Academics and researchers

I know what awkward teenage years are like

I care because, having been 6 feet tall since I was 12, I know what awkward teenage years are like. In my late teens my parents came under pressure from medical professionals, which they were ultimately able to resist, to allow my younger and taller sister to be prescribed carcinogenic drugs to stunt her growth and keep her within socially acceptable height limits for females. It was the participation of tall women in Olympic sports that changed that perception.

I care because from childhood onwards I was subjected to criticism and sanction for attempting to participate in society on equal terms with boys and men:

  • At the  university I attended female students (only admitted 3 years previously) were massively outnumbered, routinely harassed and the subject of derision about their intellectual abilities in the absence of any female faculty.
  • At Westminster, where I spent the next 20 years as a researcher.

I care because my daughter fitted the model of awkward, bullied, girl with ASD, unsure about her sexuality and  susceptible to the argument that she was “born in the wrong body”. Referrals to groups where she never met another girl with her diagnosis until she was 13 did not help her feel more comfortable, however well-meaning they were. Lesbian role models in her family and social network did.
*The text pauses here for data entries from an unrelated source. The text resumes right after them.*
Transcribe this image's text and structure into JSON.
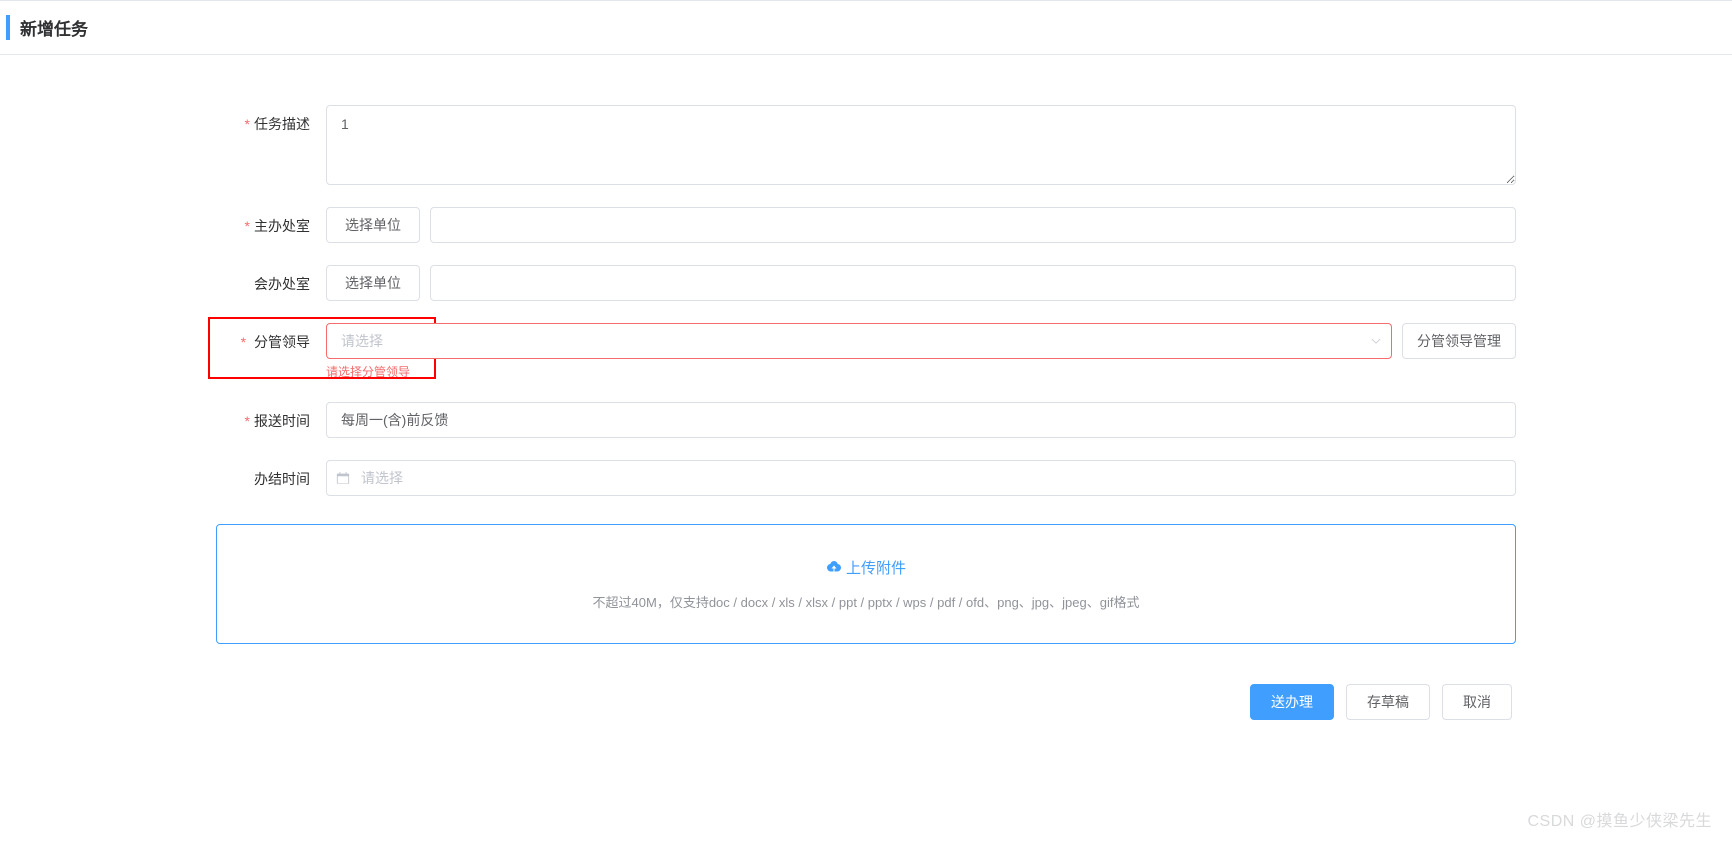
{
  "header": {
    "title": "新增任务"
  },
  "labels": {
    "task_desc": "任务描述",
    "host_unit": "主办处室",
    "co_unit": "会办处室",
    "leader": "分管领导",
    "report_time": "报送时间",
    "finish_time": "办结时间"
  },
  "values": {
    "task_desc": "1",
    "host_unit": "",
    "co_unit": "",
    "leader": "",
    "report_time": "每周一(含)前反馈",
    "finish_time": ""
  },
  "placeholders": {
    "leader": "请选择",
    "finish_time": "请选择"
  },
  "buttons": {
    "select_unit": "选择单位",
    "leader_manage": "分管领导管理",
    "submit": "送办理",
    "save_draft": "存草稿",
    "cancel": "取消"
  },
  "errors": {
    "leader": "请选择分管领导"
  },
  "upload": {
    "title": "上传附件",
    "hint": "不超过40M，仅支持doc / docx / xls / xlsx / ppt / pptx / wps / pdf / ofd、png、jpg、jpeg、gif格式"
  },
  "watermark": "CSDN @摸鱼少侠梁先生"
}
Representation matters.

I have contributed to discussions on social media, attended meetings and events and discussed these issues with friends.

I have lost some friends, although not close ones.

Miriam, Legal & criminal justice policy researcher, administrator, migrant